Modern-day social networks like Facebook and Twitter may help you stay more connected, but a new study has found that such long-distance networks existed even before the advent of Internet.
Researchers studied thousands of ceramic and obsidian artefacts from 1200-1450 AD to learn about the growth, collapse and change of social networks in the late pre-Hispanic Southwest.
The study led by University of Arizona anthropologist Barbara Mills, sheds light on the transformation of social networks and shows that people of that period were able to maintain surprisingly long-distance relationships with nothing more than their feet to connect them.
They found that early social networks do not appear to have been as restricted as expected by settlements’ physical distance from one another.
Researchers found that similar types of painted pottery were being created and used in villages as far as 250 kilometres apart, suggesting people were maintaining relationships across relatively large geographic expanses.
“They were making, using and discarding very similar kinds of assemblages over these very large spaces, which mean that a lot of their daily practises were the same,” Ms. Mills said.
“That doesn’t come about by chance, it has to come about by interaction - the kind of interaction where it’s not just a simple exchange but where people are learning how to make and how to use and ultimately discard different kinds of pottery,” she said in a statement.
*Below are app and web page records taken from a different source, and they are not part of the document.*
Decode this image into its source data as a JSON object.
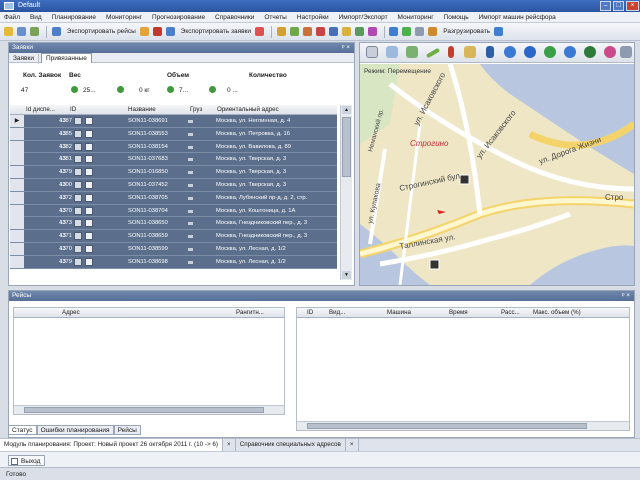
{
  "window": {
    "title": "Default"
  },
  "menu": [
    "Файл",
    "Вид",
    "Планирование",
    "Мониторинг",
    "Прогнозирование",
    "Справочники",
    "Отчеты",
    "Настройки",
    "Импорт/Экспорт",
    "Мониторинг",
    "Помощь",
    "Импорт машин рейсфора"
  ],
  "toolbar": {
    "export_routes": "Экспортировать рейсы",
    "export_orders": "Экспортировать заявки",
    "unload": "Разгрузировать"
  },
  "orders_panel": {
    "title": "Заявки",
    "tabs": [
      "Заявки",
      "Привязанные"
    ],
    "summary": {
      "col_count_label": "Кол. Заявок",
      "col_weight_label": "Вес",
      "col_volume_label": "Объем",
      "col_qty_label": "Количество",
      "count_value": "47",
      "weight_value": "25...",
      "weight_unit": "0 кг",
      "volume_value": "7...",
      "volume_unit": "0 ..."
    },
    "columns": [
      "Id диспе...",
      "ID",
      "",
      "",
      "Название",
      "",
      "Груз",
      "Ориентальный адрес"
    ],
    "rows": [
      {
        "disp": "13",
        "id": "4387",
        "name": "SON11-038691",
        "addr": "Москва, ул. Неглинная, д. 4"
      },
      {
        "disp": "13",
        "id": "4385",
        "name": "SON11-038553",
        "addr": "Москва, ул. Петровка, д. 16"
      },
      {
        "disp": "13",
        "id": "4382",
        "name": "SON11-038154",
        "addr": "Москва, ул. Вавилова, д. 89"
      },
      {
        "disp": "13",
        "id": "4381",
        "name": "SON11-037683",
        "addr": "Москва, ул. Тверская, д. 3"
      },
      {
        "disp": "13",
        "id": "4379",
        "name": "SON11-016850",
        "addr": "Москва, ул. Тверская, д. 3"
      },
      {
        "disp": "13",
        "id": "4300",
        "name": "SON11-037452",
        "addr": "Москва, ул. Тверская, д. 3"
      },
      {
        "disp": "13",
        "id": "4372",
        "name": "SON11-038705",
        "addr": "Москва, Лубянский пр-д, д. 2, стр."
      },
      {
        "disp": "13",
        "id": "4370",
        "name": "SON11-038704",
        "addr": "Москва, ул. Коштоница, д. 1А"
      },
      {
        "disp": "13",
        "id": "4373",
        "name": "SON11-038650",
        "addr": "Москва, Гнездниковский пер., д. 3"
      },
      {
        "disp": "13",
        "id": "4371",
        "name": "SON11-038659",
        "addr": "Москва, Гнездниковский пер., д. 3"
      },
      {
        "disp": "13",
        "id": "4370",
        "name": "SON11-038599",
        "addr": "Москва, ул. Лесная, д. 1/2"
      },
      {
        "disp": "13",
        "id": "4379",
        "name": "SON11-038698",
        "addr": "Москва, ул. Лесная, д. 1/2"
      }
    ]
  },
  "map_panel": {
    "mode_label": "Режим: Перемещение",
    "streets": [
      "ул. Исаковского",
      "ул. Исаковского",
      "ул. Дорога Жизни",
      "Неманский пр.",
      "Строгино",
      "Строгинский бул.",
      "ул. Кулакова",
      "Таллинская ул.",
      "Стро"
    ]
  },
  "routes_panel": {
    "title": "Рейсы",
    "left_columns": [
      "",
      "",
      "Адрес",
      "Рангитн..."
    ],
    "right_columns": [
      "ID",
      "Вид...",
      "Машина",
      "Время",
      "Расс...",
      "Макс. объем (%)"
    ]
  },
  "bottom_tabs": [
    "Статус",
    "Ошибки планирования",
    "Рейсы"
  ],
  "doc_tabs": [
    "Модуль планирования: Проект: Новый проект 26 октября 2011 г. (10 -> 6)",
    "Справочник специальных адресов"
  ],
  "exit_label": "Выход",
  "status": "Готово",
  "colors": {
    "selected_row": "#5b6f8c",
    "panel_header": "#566f98",
    "accent": "#3e6ec0"
  }
}
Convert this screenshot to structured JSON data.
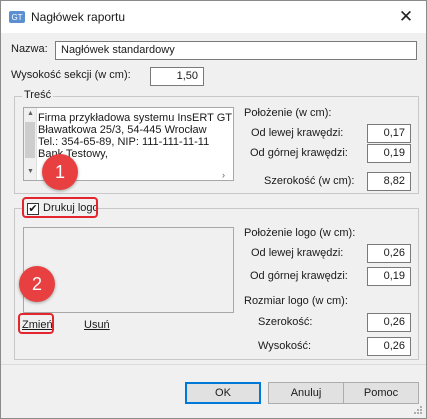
{
  "window": {
    "title": "Nagłówek raportu",
    "close_glyph": "✕",
    "app_icon": "app-icon"
  },
  "header": {
    "name_label": "Nazwa:",
    "name_value": "Nagłówek standardowy",
    "height_label": "Wysokość sekcji (w cm):",
    "height_value": "1,50"
  },
  "content": {
    "legend": "Treść",
    "lines": [
      "Firma przykładowa systemu InsERT GT",
      "Bławatkowa 25/3, 54-445 Wrocław",
      "Tel.: 354-65-89, NIP: 111-111-11-11",
      "Bank Testowy,"
    ],
    "position_label": "Położenie (w cm):",
    "left_label": "Od lewej krawędzi:",
    "left_value": "0,17",
    "top_label": "Od górnej krawędzi:",
    "top_value": "0,19",
    "width_label": "Szerokość (w cm):",
    "width_value": "8,82"
  },
  "logo": {
    "print_label": "Drukuj logo",
    "checked": true,
    "check_glyph": "✔",
    "position_label": "Położenie logo (w cm):",
    "left_label": "Od lewej krawędzi:",
    "left_value": "0,26",
    "top_label": "Od górnej krawędzi:",
    "top_value": "0,19",
    "size_label": "Rozmiar logo (w cm):",
    "width_label": "Szerokość:",
    "width_value": "0,26",
    "height_label": "Wysokość:",
    "height_value": "0,26",
    "change_link": "Zmień",
    "remove_link": "Usuń"
  },
  "annotations": {
    "badge1": "1",
    "badge2": "2",
    "color": "#e3262e"
  },
  "buttons": {
    "ok": "OK",
    "cancel": "Anuluj",
    "help": "Pomoc"
  }
}
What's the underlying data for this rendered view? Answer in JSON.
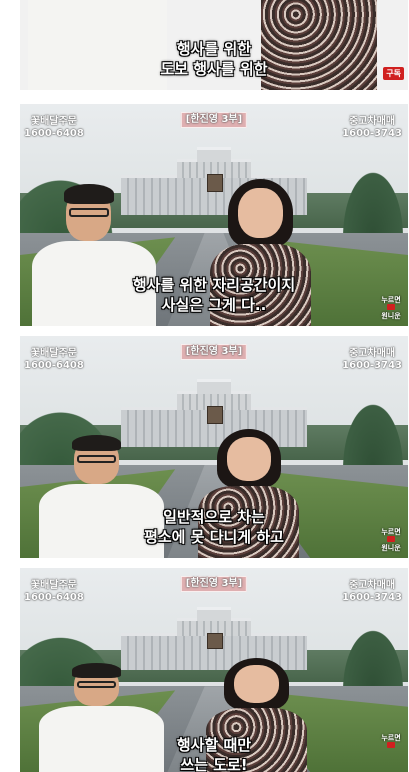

“That really shocked us, this idea that you can have such long distance connections. In the pre-Hispanic southwest they had no real vehicles, they had no beasts of burden, so they had to share information by walking,” she said.
The study is based on analysis of more than 800,000 painted ceramic and more than 4,800 obsidian artefacts dating from 1200-1450 AD, uncovered from more than 700 sites in what is now Arizona and western New Mexico.
Researchers found that while a large social network in the southern part of the Southwest grew very large and then collapsed, networks in the northern part of the Southwest became more fragmented but persisted over time.
“Network scientists often talk about how increasingly connected networks become, or the ‘small world’ effect, but our study shows that this isn’t always the case,” said Ms. Mills.
“Our long-term study shows that there are cycles of growth and collapse in social networks when we look at them over centuries. Highly connected worlds can become highly fragmented,” Ms. Mills said.